Monitored Release Particle Activity Fraction

11

atmospheric dispersion
Atmospheric Dispersion
  • What is New?
    • RASCAL v4 has changed from distance-based dispersion parameters to time-based parameters
    • Gone are the Pasquill-Gifford parameters
    • Dispersion is now a function of:
      • time since release
      • wind speed
      • atmospheric stability
      • surface roughness

12

atmospheric dispersion13
Atmospheric Dispersion
  • Why the Change?
    • The Pasquill-Gifford dispersion parameters were based on dispersion experiments in the 1950s.
    • Atmospheric experiments on dispersion and boundary layer processes in the 1960s, 1970s, and 1980s provide better methods of estimating atmospheric dispersion.
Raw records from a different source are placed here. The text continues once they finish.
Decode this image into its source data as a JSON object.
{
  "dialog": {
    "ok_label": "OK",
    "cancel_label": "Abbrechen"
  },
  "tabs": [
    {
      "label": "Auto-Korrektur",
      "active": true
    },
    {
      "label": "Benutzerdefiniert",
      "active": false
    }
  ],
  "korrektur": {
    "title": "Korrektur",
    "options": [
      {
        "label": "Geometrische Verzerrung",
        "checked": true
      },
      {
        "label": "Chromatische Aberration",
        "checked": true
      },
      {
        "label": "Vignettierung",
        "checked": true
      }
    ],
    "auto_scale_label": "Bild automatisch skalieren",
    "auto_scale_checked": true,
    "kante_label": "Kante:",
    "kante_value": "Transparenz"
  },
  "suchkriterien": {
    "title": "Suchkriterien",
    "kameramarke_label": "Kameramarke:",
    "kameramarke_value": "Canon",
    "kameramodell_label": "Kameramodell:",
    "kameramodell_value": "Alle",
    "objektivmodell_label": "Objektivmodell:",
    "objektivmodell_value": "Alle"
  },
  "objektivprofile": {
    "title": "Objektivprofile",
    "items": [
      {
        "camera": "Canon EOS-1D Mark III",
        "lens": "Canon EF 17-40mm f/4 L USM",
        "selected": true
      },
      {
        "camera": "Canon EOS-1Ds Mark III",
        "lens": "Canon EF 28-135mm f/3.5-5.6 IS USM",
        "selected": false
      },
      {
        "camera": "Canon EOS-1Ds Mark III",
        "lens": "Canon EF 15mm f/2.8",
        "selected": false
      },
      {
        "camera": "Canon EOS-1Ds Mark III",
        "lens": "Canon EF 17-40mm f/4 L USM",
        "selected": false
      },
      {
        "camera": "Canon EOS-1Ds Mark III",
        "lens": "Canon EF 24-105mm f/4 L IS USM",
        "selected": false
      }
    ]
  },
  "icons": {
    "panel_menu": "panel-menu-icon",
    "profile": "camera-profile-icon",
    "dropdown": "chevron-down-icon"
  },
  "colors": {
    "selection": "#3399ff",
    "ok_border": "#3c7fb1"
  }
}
13

atmospheric dispersion14
Atmospheric Dispersion
  • What are the Implications of the Changes?
    • The RASCAL v4 dispersion parameters tend to be larger than the RASCAL v3.0.5 parameters
    • X/Qs and doses for ground-level releases will tend to be lower
    • X/Qs and doses for elevated releases will tend to be higher near the release point

14

atmospheric dispersion16
Atmospheric Dispersion

Ground Level,

D Stability, 3 m/s

Elevated,

D Stability, 3 m/s

16

atmospheric deposition
Atmospheric Deposition
  • Why the Changes?
    • The RASCAL v3.0.5 parameters were developed in the 1950s and early 1960s.
    • Research on atmospheric processes in the 1960s, 1970s, and 1980s provide better methods of estimating atmospheric deposition.

17

atmospheric dry deposition
Atmospheric Dry Deposition
  • What is New?
    • RASCAL v4 has changed from constant dry deposition velocities to dry deposition velocities that are a function of atmospheric conditions including wind speed, stability, and surface roughness.
    • RASCAL v4 treats iodine (halogens) as three species having different deposition characteristics for purposes of calculating deposition (I2, particles, and CH3I)

18

atmospheric dry and wet deposition
Atmospheric Dry and Wet Deposition
  • What is New?
    • RASCAL v4 iodine speciation is 25% Particles, 30% I2, and 45% CH3I; CH3I is assumed not to deposit.
    • RASCAL v4 uses a wet deposition velocity for wet deposition of gases and a washout model for wet deposition of particles. These parameters are functions of wind speed, atmospheric stability, surface roughness, and precipitation rate

19

atmospheric deposition20
Atmospheric Deposition
  • What are the Implications of the Changes?
    • The RASCAL v4 deposition parameters, while not constant, tend to be within a factor of 2 of the RASCAL v3.0.5 parameters.
    • RASCAL v4 deposition velocities for iodine tend to be lower than the RASCAL 3.0.5 value in low wind speed conditions and higher in high wind speeds.
    • Deposition of iodine is generally lower in RASCAL v4 because 45% of the iodine does not deposit.

20

atmospheric deposition21
Atmospheric Deposition

Iodine Dry Deposition Velocities (m/s)

21

atmospheric dispersion and deposition
Atmospheric Dispersion and Deposition
  • Are the Dispersion and Deposition Changes Reasonable?
    • The new dispersion and deposition algorithms were developed for environmental dose reconstruction at Hanford in the 1990s
    • The development and application of the new algorithms were extensively reviewed by leading experts including F. Gifford and scientific organizations including the National Academy of Sciences.

22

slide23

Atmospheric Dispersion and Deposition

23

  • Are the Dispersion and Deposition Changes Reasonable?
    • The Hanford Environmental Dose Reconstruction Project included an extensive validation effort
    • The dispersion and deposition algorithms have been used in subsequent dose reconstruction projects (ORNL, INEL, Rocky Flats, and Mayak, USSR)
atmospheric dispersion24
Atmospheric Dispersion

1000

100

10

0

300

600

900

1200

1500

Day (Nov. 9, 1983 = 1)

300 Trench #1

300 Trench #2

Fir Road

RATCHET Minimum

RATCHET Maximum

Kr-85 Predictions for Routine Releases at Hanford

24

atmospheric dispersion and deposition25
Atmospheric Dispersion and Deposition

Iodine in Grass Following Unintended Release at Hanford (Sept. 1963)

25

atmospheric dispersion and deposition26
Atmospheric Dispersion and Deposition

Iodine in Milk Following Unintended Release at Hanford (Sept. 1963)

26

atmospheric dispersion and deposition27
Atmospheric Dispersion and Deposition

The Bottom Line For an Unintended Release at Hanford (Sept 1963)

27